John: AFRICA SUCKS! Just kidding. But not really. South Africa broke a record in a terrible, terrible way: they are the first host country to not make it through to the elimination round in, like, four centuries. It’s embarrassing and you’ve gotta feel for the team, the country and the continent. Especially since two of the African teams didn’t really show up to the tournament and the other one was placed in a terribly difficult group.

And then there’s Ghana. In many ways – whether it’s democracy, economics or social services – Ghana has “gone right” when it comes to being a nation. A recent article in The Walrus paints a very interesting, and rightfully tumultuous, story of what is arguably Africa’s most well-put-together country. Whether or not that translates into their team winning, well, remains to be seen.

Kurt: John, you are right that its unfortunate that the South Africans didn’t make it through. But for a team that was ranked incredibly low going into the tournament, they certainly did alright. Especially considering they won one, drew one and lost one – it could be worse (ahem… France). They certainly put on a good show and didn’t get walked over in all/most of their games. Maybe the vuvuzelas helped? And then there’s Ghana, talk about a team in fine form. Sure I was cheering for their destruction last match with the Fatherland. But to be honest, they kept me and about 80 million other Germans on the edge of our seat.

It’s certainly a raw deal for the Ivory Coast to fall in with Portugal and Brazil. I feel for them – especially since they lost one of their best players before the tournament even started to get going. As for the rest of them, none really leap to mind and its too bad as Cameroon seems to have a reputation for usually fielding a very decent team.

Predictions – Round of 16

John: This blog is delayed because I had a lot riding on Spain and needed to see them win before I made ridiculous predictions. And they looked good, so I’ll stick with them going through. I like Uruguay a lot – they’re workers who recognize that they don’t have the skill to just coast and that they’ll be on borrowed time after they beat the Koreans. Speaking of borrowed time, one of my favourites from the group stage is the USA – the world is against them and they’ll be getting no love from the refs or the fans going up against Ghana. to my African friends and family, please forgive me for what I’m about to say: GO USA! I’ll pick England just to piss Kurt off – and, even if they win, Germany ain’t going any farther. Brazil vs. the Netherlands in the quarter finals will be epic. I’m picking Japan for the upset. So there it is.

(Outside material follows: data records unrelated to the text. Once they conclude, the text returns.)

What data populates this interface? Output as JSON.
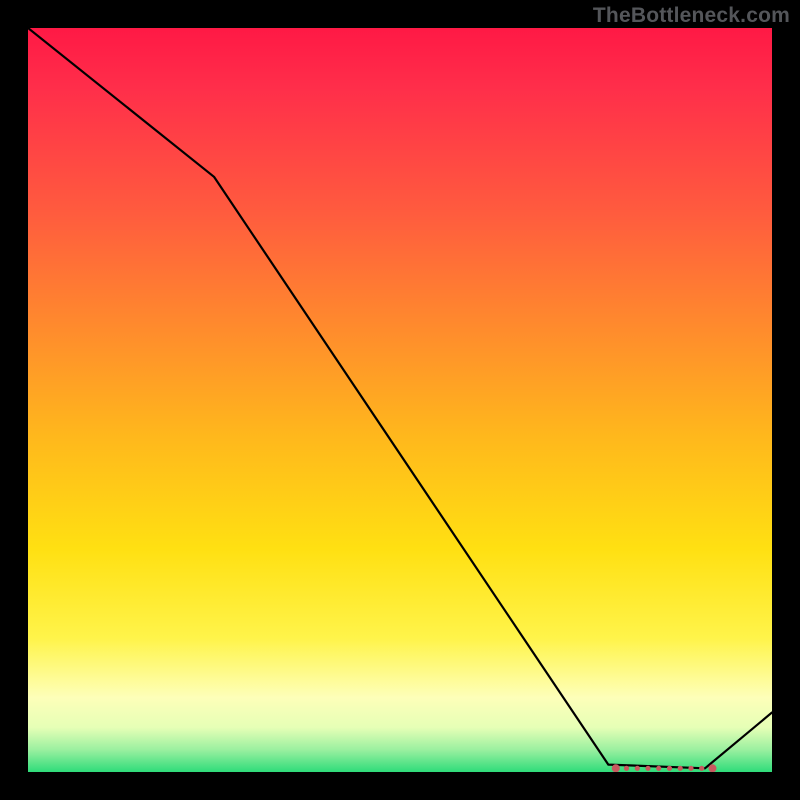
{
  "watermark": "TheBottleneck.com",
  "chart_data": {
    "type": "line",
    "title": "",
    "xlabel": "",
    "ylabel": "",
    "xlim": [
      0,
      100
    ],
    "ylim": [
      0,
      100
    ],
    "x": [
      0,
      25,
      78,
      91,
      100
    ],
    "values": [
      100,
      80,
      1,
      0.5,
      8
    ],
    "markers": {
      "x_range": [
        79,
        92
      ],
      "y": 0.5,
      "color": "#c8595f"
    }
  },
  "colors": {
    "background": "#000000",
    "line": "#000000",
    "marker": "#c8595f"
  }
}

Kurt: Japan looked in fine form. I’ll never forget while living over there and playing soccer, watching those guys dart around on the field and just plane hustle. Portugal’s ability to play Brazil to a draw today was impressive and the Spanish game was equally impressive – though the Chileans certainly held their feet to the fire. Plus the Chileans get bonus points for having such fanatically spirited friends. Then there’s the old favorites. I see Brazil getting far, but not taking the Cup. Argentina looks pretty strong tying the Dutch with 9 points. But in the end the reality is no one is going to beat the “Machine”. I’ve said it before and I’ll say it again – despite a minor Serbian “incident” in the past, the German national team looks strong capable and solid. Schweinsteiger is playing terrific mid-field and despite lacking Ballack, the team’s really managed to look impressive. And then there’s Lam – I love that defense man.

John's Bracket

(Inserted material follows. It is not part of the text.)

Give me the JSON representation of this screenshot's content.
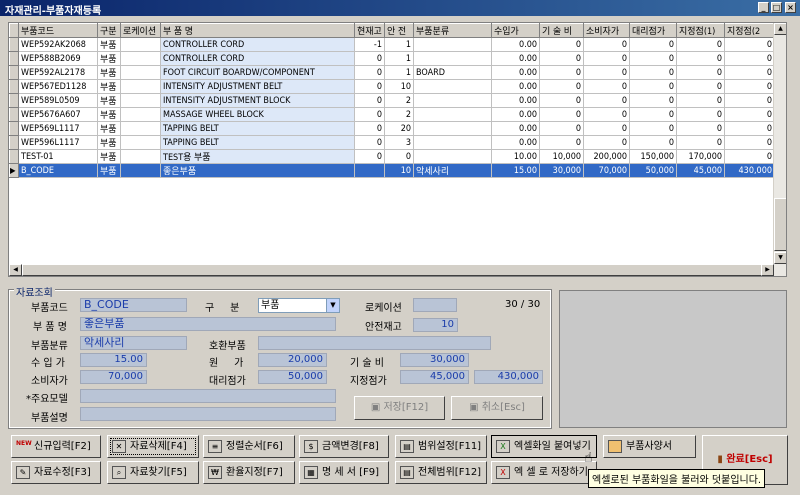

Kurt's Bracket


John: [INSERT INAPPROPRIATE WWII COMMENT HERE]. Kurt, your countrymen look like they’ve indulged a little too much in beers and brats. And, unlike the Spanish and Portuguese, they’re not particularly good looking enough to, you know, make up for it in the “overall-sense” and, well, not suck at life. That’s right. Germany sucks at life…not just soccer football.

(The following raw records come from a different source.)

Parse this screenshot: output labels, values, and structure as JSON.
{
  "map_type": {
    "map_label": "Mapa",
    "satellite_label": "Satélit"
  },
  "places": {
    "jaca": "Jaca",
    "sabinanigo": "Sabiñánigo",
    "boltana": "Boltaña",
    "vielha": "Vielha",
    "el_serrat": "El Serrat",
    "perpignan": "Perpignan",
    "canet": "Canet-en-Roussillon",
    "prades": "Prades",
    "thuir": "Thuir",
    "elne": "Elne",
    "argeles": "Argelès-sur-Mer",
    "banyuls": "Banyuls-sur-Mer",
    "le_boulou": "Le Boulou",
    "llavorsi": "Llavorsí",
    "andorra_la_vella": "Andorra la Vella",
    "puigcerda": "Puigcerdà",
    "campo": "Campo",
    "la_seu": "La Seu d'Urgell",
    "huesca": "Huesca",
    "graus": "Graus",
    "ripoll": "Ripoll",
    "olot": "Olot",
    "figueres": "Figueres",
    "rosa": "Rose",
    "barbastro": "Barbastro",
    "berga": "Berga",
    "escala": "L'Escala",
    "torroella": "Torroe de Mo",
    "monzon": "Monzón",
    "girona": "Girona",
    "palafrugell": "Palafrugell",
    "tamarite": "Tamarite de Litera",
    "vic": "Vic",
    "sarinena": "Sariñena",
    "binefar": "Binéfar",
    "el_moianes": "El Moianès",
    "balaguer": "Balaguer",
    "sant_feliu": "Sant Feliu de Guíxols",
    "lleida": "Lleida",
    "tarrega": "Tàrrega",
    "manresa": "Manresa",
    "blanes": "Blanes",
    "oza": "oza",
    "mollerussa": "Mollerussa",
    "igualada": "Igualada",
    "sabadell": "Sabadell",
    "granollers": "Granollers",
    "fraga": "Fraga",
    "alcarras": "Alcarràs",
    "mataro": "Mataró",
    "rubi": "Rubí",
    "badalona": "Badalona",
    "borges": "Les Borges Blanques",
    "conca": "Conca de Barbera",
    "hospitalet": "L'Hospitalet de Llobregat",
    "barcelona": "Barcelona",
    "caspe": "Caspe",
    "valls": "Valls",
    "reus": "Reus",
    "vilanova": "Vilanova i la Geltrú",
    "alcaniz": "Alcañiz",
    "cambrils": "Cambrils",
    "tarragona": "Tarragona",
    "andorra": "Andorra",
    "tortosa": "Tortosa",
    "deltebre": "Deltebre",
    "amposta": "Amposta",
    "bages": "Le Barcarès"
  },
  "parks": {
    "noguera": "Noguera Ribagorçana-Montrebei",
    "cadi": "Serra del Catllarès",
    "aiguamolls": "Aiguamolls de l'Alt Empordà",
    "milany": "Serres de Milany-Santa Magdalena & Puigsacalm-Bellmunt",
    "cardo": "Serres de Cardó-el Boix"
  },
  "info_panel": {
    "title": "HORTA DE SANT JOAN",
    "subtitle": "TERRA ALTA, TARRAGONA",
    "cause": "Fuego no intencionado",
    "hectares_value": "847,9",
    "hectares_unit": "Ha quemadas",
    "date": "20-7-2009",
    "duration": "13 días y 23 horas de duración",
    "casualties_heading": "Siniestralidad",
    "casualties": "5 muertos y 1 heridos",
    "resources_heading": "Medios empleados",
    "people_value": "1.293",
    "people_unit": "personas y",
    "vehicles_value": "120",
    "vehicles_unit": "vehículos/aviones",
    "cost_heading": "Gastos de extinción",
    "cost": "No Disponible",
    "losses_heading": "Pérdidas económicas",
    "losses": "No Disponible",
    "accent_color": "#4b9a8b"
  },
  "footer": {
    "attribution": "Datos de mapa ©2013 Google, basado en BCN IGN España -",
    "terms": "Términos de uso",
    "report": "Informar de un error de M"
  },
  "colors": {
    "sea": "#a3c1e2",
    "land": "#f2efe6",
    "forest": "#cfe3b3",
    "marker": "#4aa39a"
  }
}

Kurt: I know you’ve got Spain making it through to the end. The problem with this logic is that as the current economic troubles in Europe demonstrate, the Spanish are short term thinkers – eager to borrow and have “fancy” fun living beyond their means/talents. In the end they are a team/country teetering on the precipice of ruin. For all their soft passes and the fancy footwork of Torres, in the end they shall be defeated by the raw, undeterred determination of Germany.